There are now 375 recordings in the Library of Congress' National Recording Registry. They run the gamut from turn of the century vaudeville ditties to mind-melting jazz performances. And with the announcement of this year's list, they also now include the biggest selling disco album of all time. Talk about covering all your bases.
The big news for fans of popular music is the announcement that Simon & Garfunkel's "Sounds of Silence," the Bee Gees' "Saturday Night Fever" soundtrack, Big Brother & the Holding Company's "Cheap Thrills," the Wild Tchoupitoulas self-titled debut, the Ramones' first album, and Pink Floyd's "The Dark Side of the Moon" will all join the list of "culturally, historically or aesthetically significant" recordings housed in the Registry.
It would be difficult to argue against the inclusion of any of these albums. However, I would suggest that Radiohead's "OK Computer," Genesis' "The Lamb Lies Down on Braodway," and at least one Frank Zappa album belong in there, too.

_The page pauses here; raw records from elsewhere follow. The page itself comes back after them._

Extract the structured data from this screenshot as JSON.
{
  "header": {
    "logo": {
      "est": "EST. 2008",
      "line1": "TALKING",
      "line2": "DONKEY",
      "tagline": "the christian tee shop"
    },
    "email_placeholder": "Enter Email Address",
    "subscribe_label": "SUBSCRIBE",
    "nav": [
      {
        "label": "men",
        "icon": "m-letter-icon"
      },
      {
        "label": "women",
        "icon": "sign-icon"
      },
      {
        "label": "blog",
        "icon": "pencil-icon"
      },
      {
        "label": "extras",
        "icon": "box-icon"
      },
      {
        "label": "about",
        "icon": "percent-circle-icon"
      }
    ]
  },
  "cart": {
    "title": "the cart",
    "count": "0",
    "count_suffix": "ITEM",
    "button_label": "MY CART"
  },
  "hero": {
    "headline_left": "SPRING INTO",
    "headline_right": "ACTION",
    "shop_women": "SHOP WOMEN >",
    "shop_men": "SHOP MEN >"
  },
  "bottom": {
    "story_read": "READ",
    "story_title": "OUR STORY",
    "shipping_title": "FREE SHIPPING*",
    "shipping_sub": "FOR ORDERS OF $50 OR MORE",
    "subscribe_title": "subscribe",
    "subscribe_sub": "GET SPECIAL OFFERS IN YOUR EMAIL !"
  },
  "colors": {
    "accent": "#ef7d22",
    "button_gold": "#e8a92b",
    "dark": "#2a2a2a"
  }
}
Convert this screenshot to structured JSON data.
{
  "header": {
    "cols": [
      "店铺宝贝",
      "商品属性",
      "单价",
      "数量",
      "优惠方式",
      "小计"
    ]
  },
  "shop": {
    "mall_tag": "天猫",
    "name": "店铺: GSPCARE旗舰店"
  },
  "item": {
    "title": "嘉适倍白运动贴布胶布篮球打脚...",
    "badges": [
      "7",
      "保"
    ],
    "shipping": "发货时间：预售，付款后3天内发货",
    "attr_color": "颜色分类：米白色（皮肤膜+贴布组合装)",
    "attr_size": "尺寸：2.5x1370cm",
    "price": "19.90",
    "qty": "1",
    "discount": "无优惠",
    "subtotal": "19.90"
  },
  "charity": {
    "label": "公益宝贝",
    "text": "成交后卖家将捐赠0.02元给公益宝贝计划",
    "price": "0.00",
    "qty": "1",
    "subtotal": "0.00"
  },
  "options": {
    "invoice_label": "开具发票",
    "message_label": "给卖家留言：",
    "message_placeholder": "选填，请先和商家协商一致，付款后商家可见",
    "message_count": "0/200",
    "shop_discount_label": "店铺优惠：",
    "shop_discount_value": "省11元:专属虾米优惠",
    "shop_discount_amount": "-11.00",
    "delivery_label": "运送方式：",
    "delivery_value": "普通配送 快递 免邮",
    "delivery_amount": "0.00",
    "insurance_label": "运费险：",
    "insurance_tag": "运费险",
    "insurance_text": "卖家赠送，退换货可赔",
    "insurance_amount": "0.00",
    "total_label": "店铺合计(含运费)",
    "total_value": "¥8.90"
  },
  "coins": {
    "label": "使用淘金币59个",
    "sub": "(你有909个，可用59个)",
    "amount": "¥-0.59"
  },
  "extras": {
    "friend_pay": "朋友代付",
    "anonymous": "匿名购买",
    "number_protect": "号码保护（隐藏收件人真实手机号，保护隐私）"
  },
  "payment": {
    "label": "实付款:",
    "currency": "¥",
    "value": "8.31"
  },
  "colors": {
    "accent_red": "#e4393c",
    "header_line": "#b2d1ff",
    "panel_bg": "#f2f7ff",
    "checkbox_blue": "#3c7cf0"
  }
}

After all, if aliens do invade, or some crackpot armageddon theory turns out to be factually accurate, this Registry might end up being all that's left of our musical culture. It just plain wouldn't be right to deny a hypothetical conquering race the pleasures of Zappa's "My Guitar Wants To Kill Your Mama" or Radiohead's "Paranoid Android," now would it? Oh well. Maybe next year.
Congratulations to this year's inductees! - Jeff Miers